Before anything else, copy every record below exactly as it stands.

Exercise inputs START

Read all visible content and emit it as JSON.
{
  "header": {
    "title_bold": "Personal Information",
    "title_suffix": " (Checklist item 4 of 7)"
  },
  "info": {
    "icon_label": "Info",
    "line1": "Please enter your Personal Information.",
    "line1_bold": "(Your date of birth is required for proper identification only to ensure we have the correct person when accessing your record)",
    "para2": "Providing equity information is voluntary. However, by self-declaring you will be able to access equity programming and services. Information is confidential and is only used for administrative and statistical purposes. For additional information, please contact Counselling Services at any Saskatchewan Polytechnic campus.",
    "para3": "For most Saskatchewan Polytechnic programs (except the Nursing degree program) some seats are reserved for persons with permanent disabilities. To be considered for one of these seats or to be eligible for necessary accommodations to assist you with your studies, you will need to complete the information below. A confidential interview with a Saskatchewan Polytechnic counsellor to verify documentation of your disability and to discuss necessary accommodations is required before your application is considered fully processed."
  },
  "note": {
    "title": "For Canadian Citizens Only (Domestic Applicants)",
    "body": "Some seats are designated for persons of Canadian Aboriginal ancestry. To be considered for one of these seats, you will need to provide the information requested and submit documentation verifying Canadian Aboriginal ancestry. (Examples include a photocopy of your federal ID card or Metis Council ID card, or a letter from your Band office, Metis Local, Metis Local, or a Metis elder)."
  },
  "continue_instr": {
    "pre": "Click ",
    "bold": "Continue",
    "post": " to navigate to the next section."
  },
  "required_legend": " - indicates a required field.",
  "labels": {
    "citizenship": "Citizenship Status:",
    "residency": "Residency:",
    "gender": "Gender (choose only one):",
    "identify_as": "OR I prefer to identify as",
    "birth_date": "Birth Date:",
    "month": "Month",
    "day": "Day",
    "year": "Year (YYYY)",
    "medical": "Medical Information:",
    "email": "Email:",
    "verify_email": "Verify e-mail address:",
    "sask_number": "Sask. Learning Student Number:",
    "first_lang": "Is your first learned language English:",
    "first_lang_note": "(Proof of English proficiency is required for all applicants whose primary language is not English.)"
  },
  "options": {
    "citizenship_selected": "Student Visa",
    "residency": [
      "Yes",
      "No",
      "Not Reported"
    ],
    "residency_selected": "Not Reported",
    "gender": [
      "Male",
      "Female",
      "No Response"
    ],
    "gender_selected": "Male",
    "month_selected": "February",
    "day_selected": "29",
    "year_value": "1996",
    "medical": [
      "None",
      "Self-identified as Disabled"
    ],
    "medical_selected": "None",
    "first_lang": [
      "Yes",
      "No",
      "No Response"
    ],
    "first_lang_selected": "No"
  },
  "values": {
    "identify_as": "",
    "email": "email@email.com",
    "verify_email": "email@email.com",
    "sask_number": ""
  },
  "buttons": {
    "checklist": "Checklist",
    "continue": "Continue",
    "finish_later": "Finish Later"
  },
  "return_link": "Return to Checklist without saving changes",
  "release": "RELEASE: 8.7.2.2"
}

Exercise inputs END

**Problem solution**
Read all visible content and emit it as JSON.
{
  "header": {
    "title_bold": "Personal Information",
    "title_suffix": " (Checklist item 4 of 7)"
  },
  "info": {
    "icon_label": "Info",
    "line1": "Please enter your Personal Information.",
    "line1_bold": "(Your date of birth is required for proper identification only to ensure we have the correct person when accessing your record)",
    "para2": "Providing equity information is voluntary. However, by self-declaring you will be able to access equity programming and services. Information is confidential and is only used for administrative and statistical purposes. For additional information, please contact Counselling Services at any Saskatchewan Polytechnic campus.",
    "para3": "For most Saskatchewan Polytechnic programs (except the Nursing degree program) some seats are reserved for persons with permanent disabilities. To be considered for one of these seats or to be eligible for necessary accommodations to assist you with your studies, you will need to complete the information below. A confidential interview with a Saskatchewan Polytechnic counsellor to verify documentation of your disability and to discuss necessary accommodations is required before your application is considered fully processed."
  },
  "note": {
    "title": "For Canadian Citizens Only (Domestic Applicants)",
    "body": "Some seats are designated for persons of Canadian Aboriginal ancestry. To be considered for one of these seats, you will need to provide the information requested and submit documentation verifying Canadian Aboriginal ancestry. (Examples include a photocopy of your federal ID card or Metis Council ID card, or a letter from your Band office, Metis Local, Metis Local, or a Metis elder)."
  },
  "continue_instr": {
    "pre": "Click ",
    "bold": "Continue",
    "post": " to navigate to the next section."
  },
  "required_legend": " - indicates a required field.",
  "labels": {
    "citizenship": "Citizenship Status:",
    "residency": "Residency:",
    "gender": "Gender (choose only one):",
    "identify_as": "OR I prefer to identify as",
    "birth_date": "Birth Date:",
    "month": "Month",
    "day": "Day",
    "year": "Year (YYYY)",
    "medical": "Medical Information:",
    "email": "Email:",
    "verify_email": "Verify e-mail address:",
    "sask_number": "Sask. Learning Student Number:",
    "first_lang": "Is your first learned language English:",
    "first_lang_note": "(Proof of English proficiency is required for all applicants whose primary language is not English.)"
  },
  "options": {
    "citizenship_selected": "Student Visa",
    "residency": [
      "Yes",
      "No",
      "Not Reported"
    ],
    "residency_selected": "Not Reported",
    "gender": [
      "Male",
      "Female",
      "No Response"
    ],
    "gender_selected": "Male",
    "month_selected": "February",
    "day_selected": "29",
    "year_value": "1996",
    "medical": [
      "None",
      "Self-identified as Disabled"
    ],
    "medical_selected": "None",
    "first_lang": [
      "Yes",
      "No",
      "No Response"
    ],
    "first_lang_selected": "No"
  },
  "values": {
    "identify_as": "",
    "email": "email@email.com",
    "verify_email": "email@email.com",
    "sask_number": ""
  },
  "buttons": {
    "checklist": "Checklist",
    "continue": "Continue",
    "finish_later": "Finish Later"
  },
  "return_link": "Return to Checklist without saving changes",
  "release": "RELEASE: 8.7.2.2"
}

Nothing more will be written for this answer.